Letter by Kleemann and Seidl Regarding Article, “Necessity for Surgical Revision of Defibrillator Leads Implanted Long-Term: Causes and Management”
To the Editor:
We read with great interest the article by Eckstein et al1 recently published in Circulation. They investigated the necessity for surgical revision of malfunctioning defibrillator leads and showed that in selected cases, simple implantation of an additional pace/sense lead was feasible. This article raises some issues about lead replacement management of implantable cardioverter-defibrillator (ICD) leads. It is remarkable that only 13 leads (34%) were replaced, although 9 leads had lead fractures, 10 had insulation defects, and 9 had artifact oversensing. The interesting question raised by the study is if it is sufficient to add a pace/sense lead when an insulation defect or noise problem is found and the integrity of the high-voltage part of the ICD lead is ascertained. In the study of Eckstein et al, it was sufficient to add only a pace/sense lead when the integrity of the high-voltage part of the ICD lead was confirmed. This approach carries a substantial risk for further lead-related problems, because lead defects can progress and probably involve the entire lead rather than only 1 component.2 If the ICD lead is not replaced, an accurate surveillance of the remaining lead, including the high-voltage part, is essential. However, in the present study, no information is provided about the outcome of the remaining ICD lead. Information about the integrity of the high-voltage part at the end of the follow-up is lacking. We don’t know how the performance of the remaining ICD lead was monitored and if regular defibrillation threshold testing was performed during follow-up. Lead impedance of the ICD lead is not always available during routine ICD interrogation depending on the implanted device. In addition, accurate surveillance of the high-voltage part of the ICD lead during follow-up would need defibrillation threshold testing, because the measurement of the lead impedance alone is not completely reliable. In our study, 2% of lead defects were only diagnosed by threshold testing during ICD replacement whereas the lead impedance tested before was within the normal range.3

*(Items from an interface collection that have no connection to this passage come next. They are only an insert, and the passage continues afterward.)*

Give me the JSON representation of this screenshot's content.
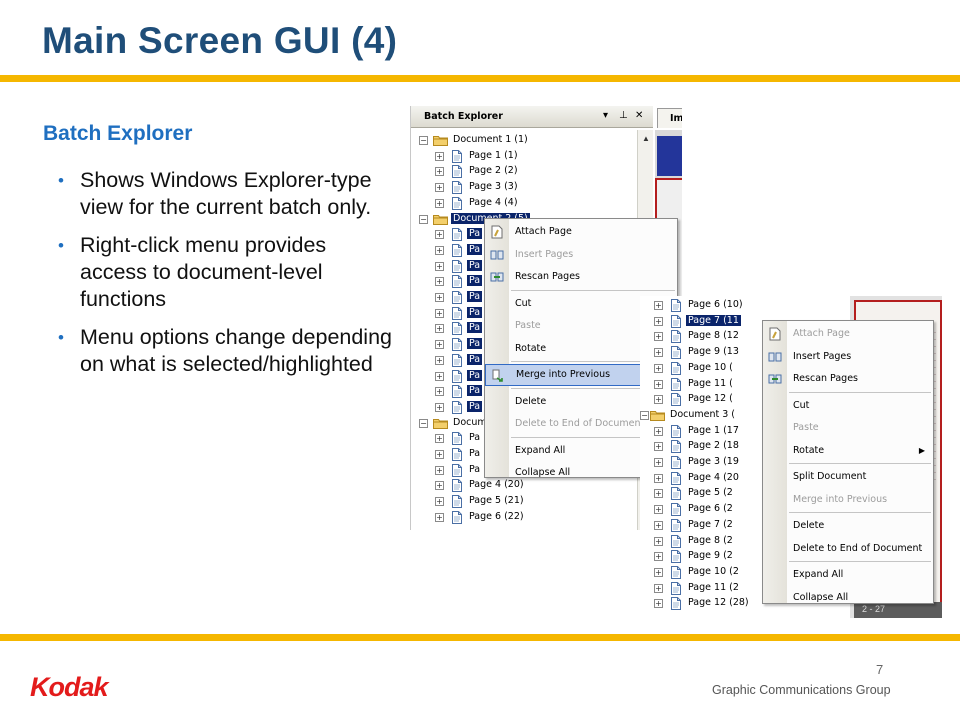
{
  "slide": {
    "title": "Main Screen GUI  (4)",
    "subheading": "Batch Explorer",
    "bullets": [
      "Shows Windows Explorer-type view for the current batch only.",
      "Right-click menu provides access to document-level functions",
      "Menu options change depending on what is selected/highlighted"
    ],
    "page_number": "7",
    "footer_text": "Graphic Communications Group",
    "logo_text": "Kodak"
  },
  "colors": {
    "title": "#1f4e79",
    "accent_rule": "#f5b700",
    "subhead": "#1f6fc0",
    "selection": "#0a246a",
    "logo": "#e31b1b"
  },
  "panel1": {
    "title": "Batch Explorer",
    "tab_label": "Im",
    "title_controls": [
      "chevron-down-icon",
      "pin-icon",
      "close-icon"
    ],
    "tree": [
      {
        "label": "Document 1 (1)",
        "type": "doc",
        "selected": false
      },
      {
        "label": "Page 1 (1)",
        "type": "page",
        "selected": false
      },
      {
        "label": "Page 2 (2)",
        "type": "page",
        "selected": false
      },
      {
        "label": "Page 3 (3)",
        "type": "page",
        "selected": false
      },
      {
        "label": "Page 4 (4)",
        "type": "page",
        "selected": false
      },
      {
        "label": "Document 2 (5)",
        "type": "doc",
        "selected": true
      },
      {
        "label": "Pa",
        "type": "page",
        "selected": true
      },
      {
        "label": "Pa",
        "type": "page",
        "selected": true
      },
      {
        "label": "Pa",
        "type": "page",
        "selected": true
      },
      {
        "label": "Pa",
        "type": "page",
        "selected": true
      },
      {
        "label": "Pa",
        "type": "page",
        "selected": true
      },
      {
        "label": "Pa",
        "type": "page",
        "selected": true
      },
      {
        "label": "Pa",
        "type": "page",
        "selected": true
      },
      {
        "label": "Pa",
        "type": "page",
        "selected": true
      },
      {
        "label": "Pa",
        "type": "page",
        "selected": true
      },
      {
        "label": "Pa",
        "type": "page",
        "selected": true
      },
      {
        "label": "Pa",
        "type": "page",
        "selected": true
      },
      {
        "label": "Pa",
        "type": "page",
        "selected": true
      },
      {
        "label": "Docum",
        "type": "doc",
        "selected": false
      },
      {
        "label": "Pa",
        "type": "page",
        "selected": false
      },
      {
        "label": "Pa",
        "type": "page",
        "selected": false
      },
      {
        "label": "Pa",
        "type": "page",
        "selected": false
      },
      {
        "label": "Page 4 (20)",
        "type": "page",
        "selected": false
      },
      {
        "label": "Page 5 (21)",
        "type": "page",
        "selected": false
      },
      {
        "label": "Page 6 (22)",
        "type": "page",
        "selected": false
      }
    ],
    "menu": [
      {
        "label": "Attach Page",
        "icon": "attach-page-icon",
        "disabled": false
      },
      {
        "label": "Insert Pages",
        "icon": "insert-pages-icon",
        "disabled": true
      },
      {
        "label": "Rescan Pages",
        "icon": "rescan-pages-icon",
        "disabled": false
      },
      {
        "sep": true
      },
      {
        "label": "Cut",
        "disabled": false
      },
      {
        "label": "Paste",
        "disabled": true
      },
      {
        "label": "Rotate",
        "disabled": false
      },
      {
        "sep": true
      },
      {
        "label": "Merge into Previous",
        "icon": "merge-icon",
        "disabled": false,
        "highlight": true
      },
      {
        "sep": true
      },
      {
        "label": "Delete",
        "disabled": false
      },
      {
        "label": "Delete to End of Document",
        "disabled": true
      },
      {
        "sep": true
      },
      {
        "label": "Expand All",
        "disabled": false
      },
      {
        "label": "Collapse All",
        "disabled": false
      }
    ]
  },
  "panel2": {
    "footer_label": "2 - 27",
    "tree": [
      {
        "label": "Page 6 (10)",
        "type": "page",
        "selected": false
      },
      {
        "label": "Page 7 (11",
        "type": "page",
        "selected": true
      },
      {
        "label": "Page 8 (12",
        "type": "page",
        "selected": false
      },
      {
        "label": "Page 9 (13",
        "type": "page",
        "selected": false
      },
      {
        "label": "Page 10 (",
        "type": "page",
        "selected": false
      },
      {
        "label": "Page 11 (",
        "type": "page",
        "selected": false
      },
      {
        "label": "Page 12 (",
        "type": "page",
        "selected": false
      },
      {
        "label": "Document 3 (",
        "type": "doc",
        "selected": false
      },
      {
        "label": "Page 1 (17",
        "type": "page",
        "selected": false
      },
      {
        "label": "Page 2 (18",
        "type": "page",
        "selected": false
      },
      {
        "label": "Page 3 (19",
        "type": "page",
        "selected": false
      },
      {
        "label": "Page 4 (20",
        "type": "page",
        "selected": false
      },
      {
        "label": "Page 5 (2",
        "type": "page",
        "selected": false
      },
      {
        "label": "Page 6 (2",
        "type": "page",
        "selected": false
      },
      {
        "label": "Page 7 (2",
        "type": "page",
        "selected": false
      },
      {
        "label": "Page 8 (2",
        "type": "page",
        "selected": false
      },
      {
        "label": "Page 9 (2",
        "type": "page",
        "selected": false
      },
      {
        "label": "Page 10 (2",
        "type": "page",
        "selected": false
      },
      {
        "label": "Page 11 (2",
        "type": "page",
        "selected": false
      },
      {
        "label": "Page 12 (28)",
        "type": "page",
        "selected": false
      }
    ],
    "menu": [
      {
        "label": "Attach Page",
        "icon": "attach-page-icon",
        "disabled": true
      },
      {
        "label": "Insert Pages",
        "icon": "insert-pages-icon",
        "disabled": false
      },
      {
        "label": "Rescan Pages",
        "icon": "rescan-pages-icon",
        "disabled": false
      },
      {
        "sep": true
      },
      {
        "label": "Cut",
        "disabled": false
      },
      {
        "label": "Paste",
        "disabled": true
      },
      {
        "label": "Rotate",
        "disabled": false,
        "submenu": true
      },
      {
        "sep": true
      },
      {
        "label": "Split Document",
        "disabled": false
      },
      {
        "label": "Merge into Previous",
        "disabled": true
      },
      {
        "sep": true
      },
      {
        "label": "Delete",
        "disabled": false
      },
      {
        "label": "Delete to End of Document",
        "disabled": false
      },
      {
        "sep": true
      },
      {
        "label": "Expand All",
        "disabled": false
      },
      {
        "label": "Collapse All",
        "disabled": false
      }
    ]
  }
}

Eckstein J, Koller MT, Zabel M, Kalusche D, Schaer BA, Osswald S, Sticherling C. Necessity for surgical revision of defibrillator leads implanted long-term: causes and management. Circulation. 2008; 117: 2727–2733.
Kleemann T, Becker T, Doenges K, Vater M, Senges J, Schneider S, Saggau W, Weisse U, Seidl K. Annual rate of transvenous defibrillation lead defects in implantable cardioverter-defibrillators over a period of >10 years. Circulation. 2007; 115: 2474–2480.